I skip all articles that are solely IT; that’s not my area of expertise. For IT I turn to real IT mavens such as Ace Jackson, who also happens to be a reviewer.

This evening I read a really good article about hurricanes.

Well written, informative.

I told Editor Jon Seals to send it back to the author.


One simple omission: There was no attribution.

Who is the authority?

Unless the author is a meteorologist or climatologist, I want to know where the author got the information.

This was not an “opinion piece” such as I am wont to write; this article presented itself as documented facts.

When I was cub reporter, back before UP married INS to become UPI (before that I was a printer who often set “heds” from a California job case), I was told to “attribute everything.” I was to “report” not “make” the news, and there had to be a source. Back in the day, reporters tried to keep the fingers pointed at someone else – the source of the material.

Same thing as a PR flack – sorry, “practitioner.” At Tel Aviv University, the articles I penned always cited Professor This or Professor That.

I didn’t have to attribute anything in the mil-spec technical manuals I wrote; I was thought to know the subject on my own.

But DRJ is “journalism” in the broad sense of “keeping a journal.” The copy in the magazine – paper and digital – needs attribution unless, as previously noted, the story was “first person” or “opinion,” humble or, always in my case, “not.”

Is writing for the DRJ different than documenting a plan.

Not really.

It behooves the practitioner to cite the sources.

While every statement need not be directly attributed, the document’s sources must be acknowledged.

Acknowledging the sources does at least two things:

  1. It shows which Subject Matter Experts (SMEs) were involved in the decisions reached by the practitioner, and
  2. It acknowledges the sources’ effort; just about everyone likes to see their name in print

I’ll admit that Item 1 also serves as a Cover Your Assets (CYA) tool for the practitioner.

This citing sources is particularly important for the consultant and extremely important if the consultant is less than an SME in a specific discipline.

If I’m documenting an IT process, you can bet I’ll tell the world who provided the information.

Besides citing the source, practitioners are well advised to heed the admonishment to pilots:

When descending

From above

Be like porcupines

Making love


and proofread their documents CAREFULLY. Spelling and grammar ARE important; the practitioner’s image is important to the document’s credibility.

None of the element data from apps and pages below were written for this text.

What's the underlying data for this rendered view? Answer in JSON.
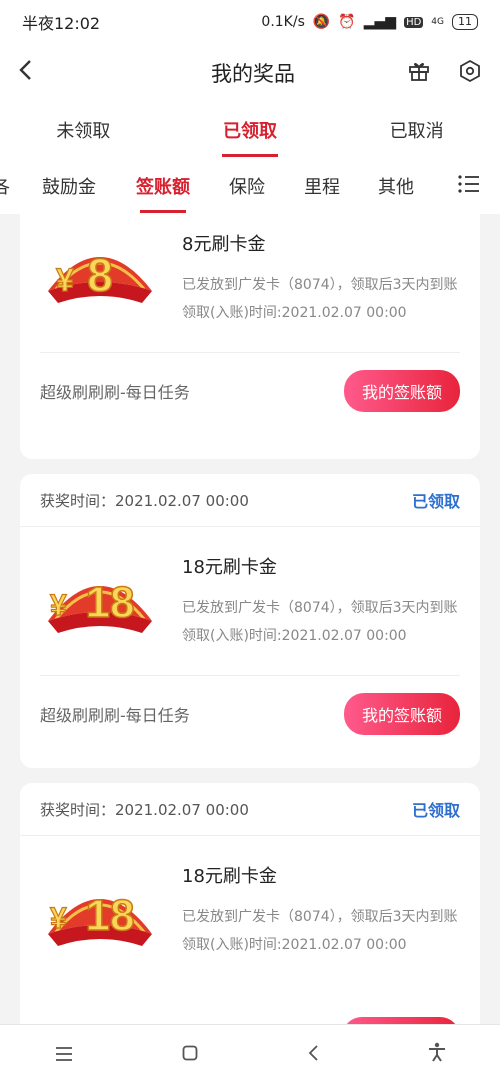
{
  "status_bar": {
    "time": "半夜12:02",
    "network_speed": "0.1K/s",
    "signal_label": "4G",
    "hd_label": "HD",
    "battery": "11"
  },
  "header": {
    "title": "我的奖品",
    "back_icon": "back-arrow-icon",
    "gift_icon": "gift-icon",
    "settings_icon": "hexagon-settings-icon"
  },
  "top_tabs": [
    {
      "label": "未领取"
    },
    {
      "label": "已领取",
      "active": true
    },
    {
      "label": "已取消"
    }
  ],
  "sub_tabs": [
    {
      "label": "鼓励金"
    },
    {
      "label": "签账额",
      "active": true
    },
    {
      "label": "保险"
    },
    {
      "label": "里程"
    },
    {
      "label": "其他"
    }
  ],
  "sub_tabs_partial": "各",
  "cards": [
    {
      "amount": "8",
      "name": "8元刷卡金",
      "desc": "已发放到广发卡（8074），领取后3天内到账",
      "time": "领取(入账)时间:2021.02.07 00:00",
      "task": "超级刷刷刷-每日任务",
      "button": "我的签账额"
    },
    {
      "award_time": "获奖时间：2021.02.07 00:00",
      "status": "已领取",
      "amount": "18",
      "name": "18元刷卡金",
      "desc": "已发放到广发卡（8074），领取后3天内到账",
      "time": "领取(入账)时间:2021.02.07 00:00",
      "task": "超级刷刷刷-每日任务",
      "button": "我的签账额"
    },
    {
      "award_time": "获奖时间：2021.02.07 00:00",
      "status": "已领取",
      "amount": "18",
      "name": "18元刷卡金",
      "desc": "已发放到广发卡（8074），领取后3天内到账",
      "time": "领取(入账)时间:2021.02.07 00:00"
    }
  ],
  "colors": {
    "accent": "#d8202f",
    "claimed": "#2e6fcf",
    "button_start": "#ff5a8c",
    "button_end": "#e8243c"
  }
}
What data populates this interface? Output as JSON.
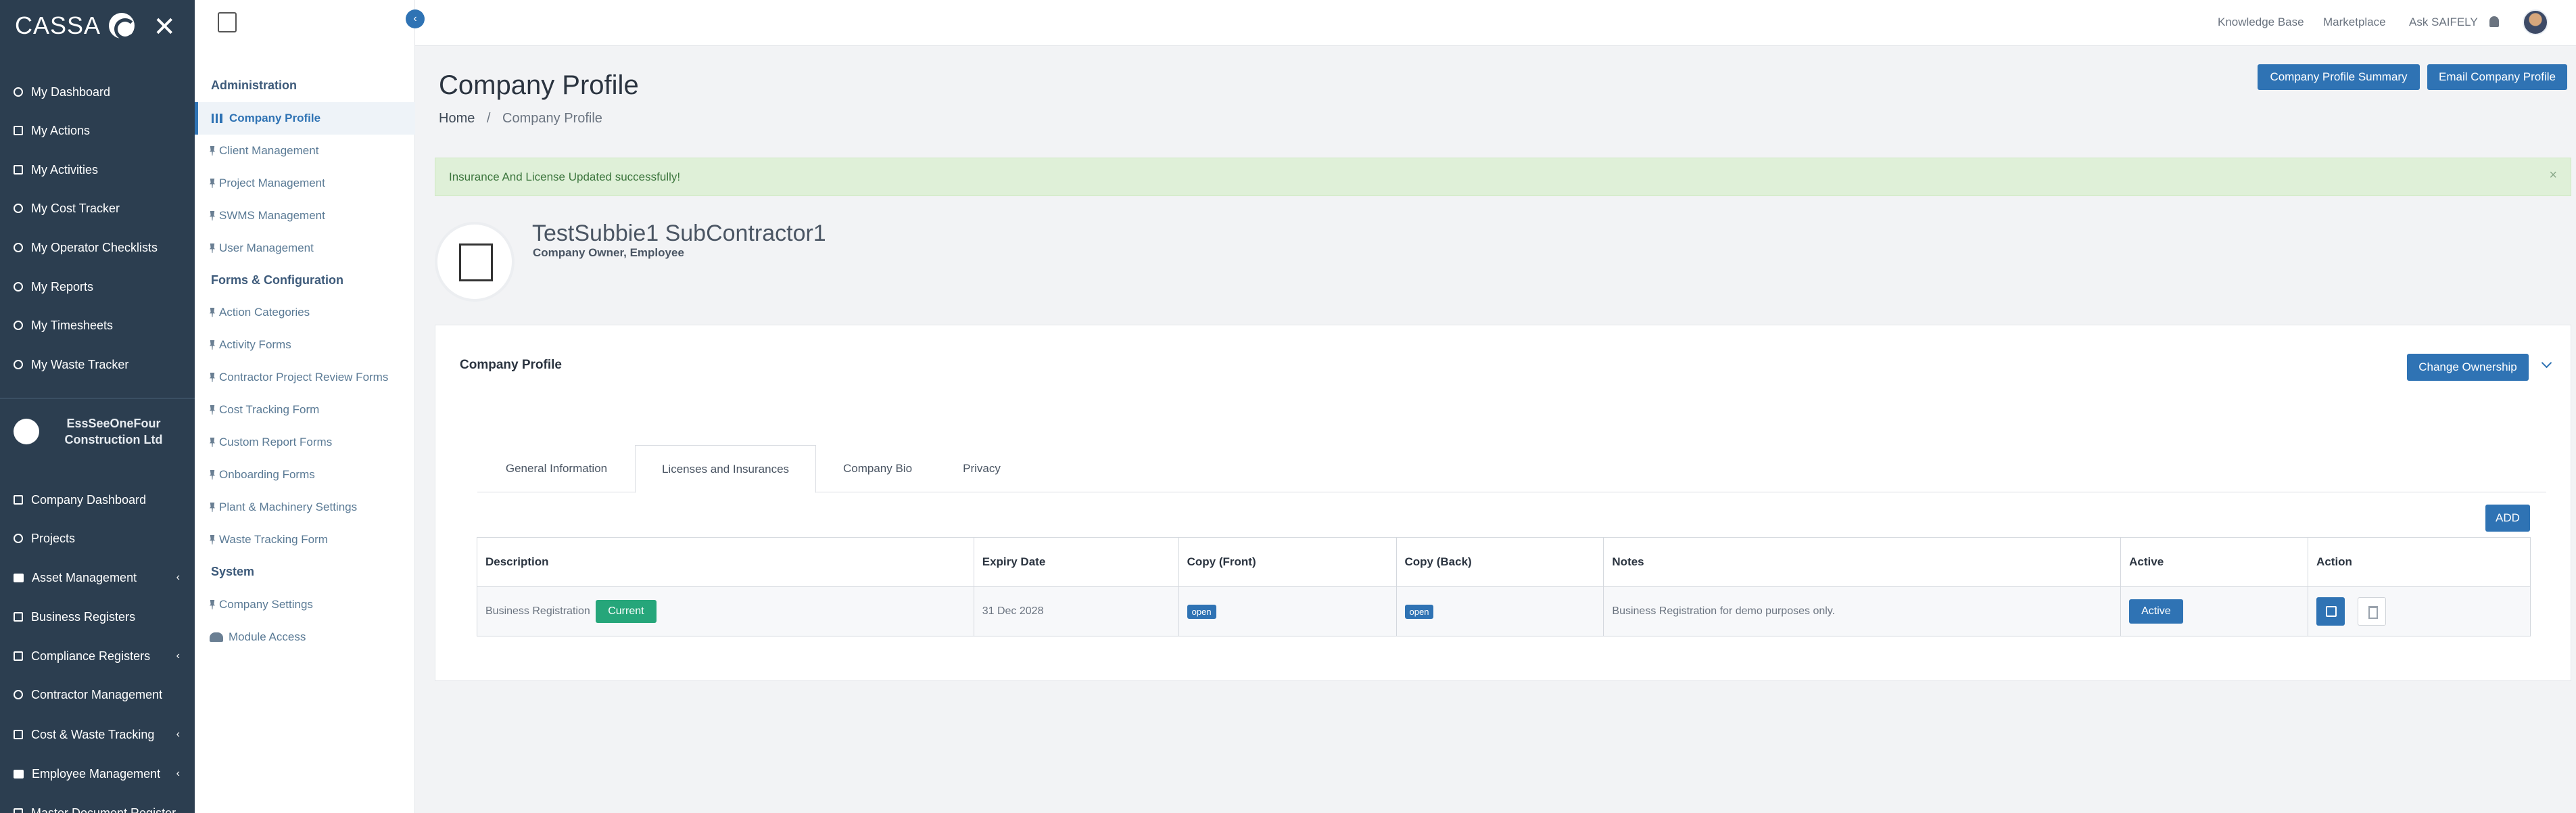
{
  "brand": {
    "name": "CASSA"
  },
  "sidebar": {
    "items": [
      {
        "label": "My Dashboard",
        "icon": "gauge-icon"
      },
      {
        "label": "My Actions",
        "icon": "box-icon"
      },
      {
        "label": "My Activities",
        "icon": "box-icon"
      },
      {
        "label": "My Cost Tracker",
        "icon": "ring-icon"
      },
      {
        "label": "My Operator Checklists",
        "icon": "ring-icon"
      },
      {
        "label": "My Reports",
        "icon": "ring-icon"
      },
      {
        "label": "My Timesheets",
        "icon": "user-icon"
      },
      {
        "label": "My Waste Tracker",
        "icon": "user-icon"
      }
    ],
    "company_name": "EssSeeOneFour Construction Ltd",
    "company_items": [
      {
        "label": "Company Dashboard",
        "chevron": false
      },
      {
        "label": "Projects",
        "chevron": false
      },
      {
        "label": "Asset Management",
        "chevron": true
      },
      {
        "label": "Business Registers",
        "chevron": false
      },
      {
        "label": "Compliance Registers",
        "chevron": true
      },
      {
        "label": "Contractor Management",
        "chevron": false
      },
      {
        "label": "Cost & Waste Tracking",
        "chevron": true
      },
      {
        "label": "Employee Management",
        "chevron": true
      },
      {
        "label": "Master Document Register",
        "chevron": false
      }
    ]
  },
  "subnav": {
    "heading_admin": "Administration",
    "admin_items": [
      "Company Profile",
      "Client Management",
      "Project Management",
      "SWMS Management",
      "User Management"
    ],
    "heading_forms": "Forms & Configuration",
    "forms_items": [
      "Action Categories",
      "Activity Forms",
      "Contractor Project Review Forms",
      "Cost Tracking Form",
      "Custom Report Forms",
      "Onboarding Forms",
      "Plant & Machinery Settings",
      "Waste Tracking Form"
    ],
    "heading_system": "System",
    "system_items": [
      "Company Settings",
      "Module Access"
    ]
  },
  "topbar": {
    "links": [
      "Knowledge Base",
      "Marketplace",
      "Ask SAIFELY"
    ]
  },
  "header": {
    "title": "Company Profile",
    "breadcrumb_home": "Home",
    "breadcrumb_sep": "/",
    "breadcrumb_current": "Company Profile",
    "summary_button": "Company Profile Summary",
    "email_button": "Email Company Profile"
  },
  "alert": {
    "message": "Insurance And License Updated successfully!",
    "close": "×"
  },
  "profile": {
    "name": "TestSubbie1 SubContractor1",
    "roles": "Company Owner, Employee"
  },
  "panel": {
    "title": "Company Profile",
    "change_ownership": "Change Ownership",
    "tabs": [
      "General Information",
      "Licenses and Insurances",
      "Company Bio",
      "Privacy"
    ],
    "active_tab": 1,
    "add_button": "ADD",
    "columns": [
      "Description",
      "Expiry Date",
      "Copy (Front)",
      "Copy (Back)",
      "Notes",
      "Active",
      "Action"
    ],
    "rows": [
      {
        "description": "Business Registration",
        "status": "Current",
        "expiry": "31 Dec 2028",
        "front": "open",
        "back": "open",
        "notes": "Business Registration for demo purposes only.",
        "active": "Active"
      }
    ]
  },
  "colors": {
    "sidebar": "#2c3e50",
    "primary": "#2f73b4",
    "success_bg": "#dff0d8",
    "current_badge": "#26a67a"
  }
}
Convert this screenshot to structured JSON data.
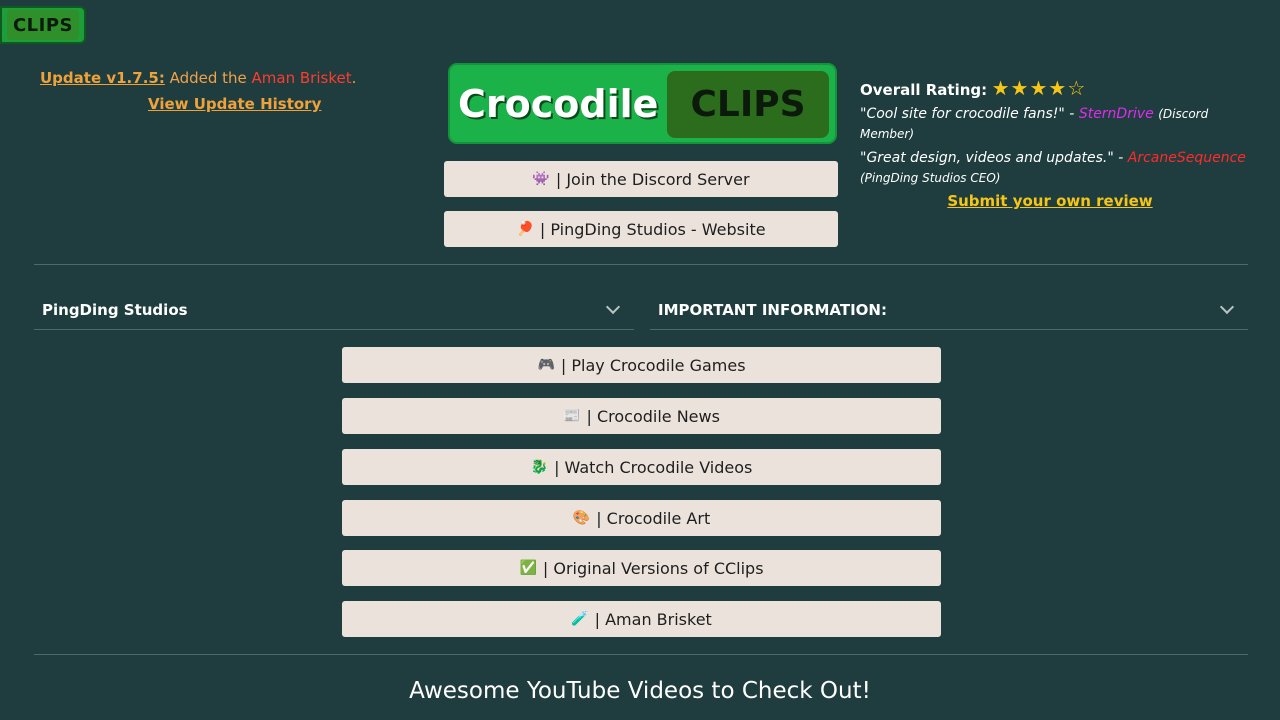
{
  "corner_logo": "CLIPS",
  "update": {
    "version_link": "Update v1.7.5:",
    "text_before": " Added the ",
    "highlight": "Aman Brisket",
    "text_after": ".",
    "history_link": "View Update History"
  },
  "logo": {
    "word": "Crocodile",
    "clips": "CLIPS"
  },
  "top_buttons": [
    {
      "icon": "👾",
      "label": "| Join the Discord Server"
    },
    {
      "icon": "🏓",
      "label": "| PingDing Studios - Website"
    }
  ],
  "rating": {
    "label": "Overall Rating:",
    "stars": "★★★★☆",
    "reviews": [
      {
        "quote": "\"Cool site for crocodile fans!\" - ",
        "name": "SternDrive",
        "role": "(Discord Member)"
      },
      {
        "quote": "\"Great design, videos and updates.\" - ",
        "name": "ArcaneSequence",
        "role": "(PingDing Studios CEO)"
      }
    ],
    "submit_link": "Submit your own review"
  },
  "sections": {
    "left": "PingDing Studios",
    "right": "IMPORTANT INFORMATION:"
  },
  "menu_buttons": [
    {
      "icon": "🎮",
      "label": "| Play Crocodile Games"
    },
    {
      "icon": "📰",
      "label": "| Crocodile News"
    },
    {
      "icon": "🐉",
      "label": "| Watch Crocodile Videos"
    },
    {
      "icon": "🎨",
      "label": "| Crocodile Art"
    },
    {
      "icon": "✅",
      "label": "| Original Versions of CClips"
    },
    {
      "icon": "🧪",
      "label": "| Aman Brisket"
    }
  ],
  "bottom_title": "Awesome YouTube Videos to Check Out!",
  "colors": {
    "background": "#1f3d3e",
    "button_bg": "#ebe3db",
    "accent_orange": "#f0a23a",
    "accent_yellow": "#f5c518",
    "logo_green": "#1bb24a"
  }
}
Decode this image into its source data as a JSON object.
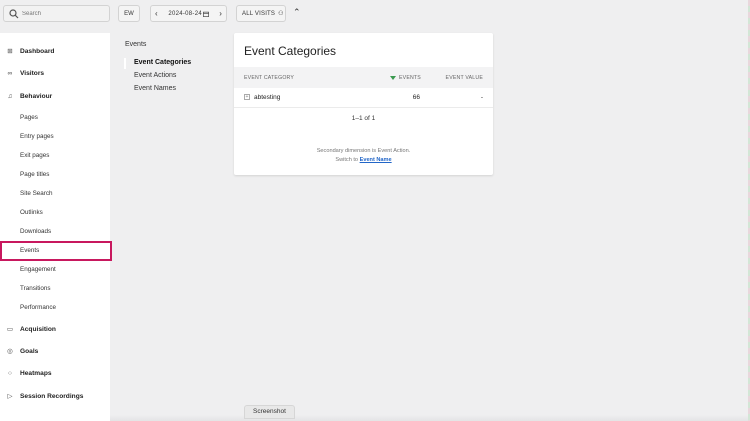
{
  "topbar": {
    "search_placeholder": "Search",
    "period": "EW",
    "date": "2024-08-24",
    "segment": "ALL VISITS",
    "segment_icon": "⚇"
  },
  "sidebar": {
    "main": [
      {
        "label": "Dashboard",
        "icon": "grid-icon",
        "glyph": "⊞"
      },
      {
        "label": "Visitors",
        "icon": "glasses-icon",
        "glyph": "∞"
      },
      {
        "label": "Behaviour",
        "icon": "bell-icon",
        "glyph": "♫"
      }
    ],
    "behaviour_items": [
      "Pages",
      "Entry pages",
      "Exit pages",
      "Page titles",
      "Site Search",
      "Outlinks",
      "Downloads",
      "Events",
      "Engagement",
      "Transitions",
      "Performance"
    ],
    "lower": [
      {
        "label": "Acquisition",
        "icon": "box-icon",
        "glyph": "▭"
      },
      {
        "label": "Goals",
        "icon": "target-icon",
        "glyph": "◎"
      },
      {
        "label": "Heatmaps",
        "icon": "circle-icon",
        "glyph": "○"
      },
      {
        "label": "Session Recordings",
        "icon": "play-icon",
        "glyph": "▷"
      }
    ],
    "active_item": "Events"
  },
  "subnav": {
    "title": "Events",
    "items": [
      "Event Categories",
      "Event Actions",
      "Event Names"
    ]
  },
  "report": {
    "title": "Event Categories",
    "columns": [
      "EVENT CATEGORY",
      "EVENTS",
      "EVENT VALUE"
    ],
    "rows": [
      {
        "category": "abtesting",
        "events": "66",
        "value": "-"
      }
    ],
    "pagination": "1–1 of 1",
    "note_line1": "Secondary dimension is Event Action.",
    "note_line2": "Switch to",
    "note_link": "Event Name"
  },
  "screenshot_tab": "Screenshot",
  "colors": {
    "highlight": "#c8185e",
    "sort_arrow": "#3a9a4f",
    "link": "#2266c8"
  }
}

Unless the practitioner is the authority, a KNOWN authority, all statements of fact need to be attributed; the reader needs to know who made the statement.

As for the foregoing, I’ve “been there and done that,” so I am my own source. If you doubt me, ask Ace Jackson.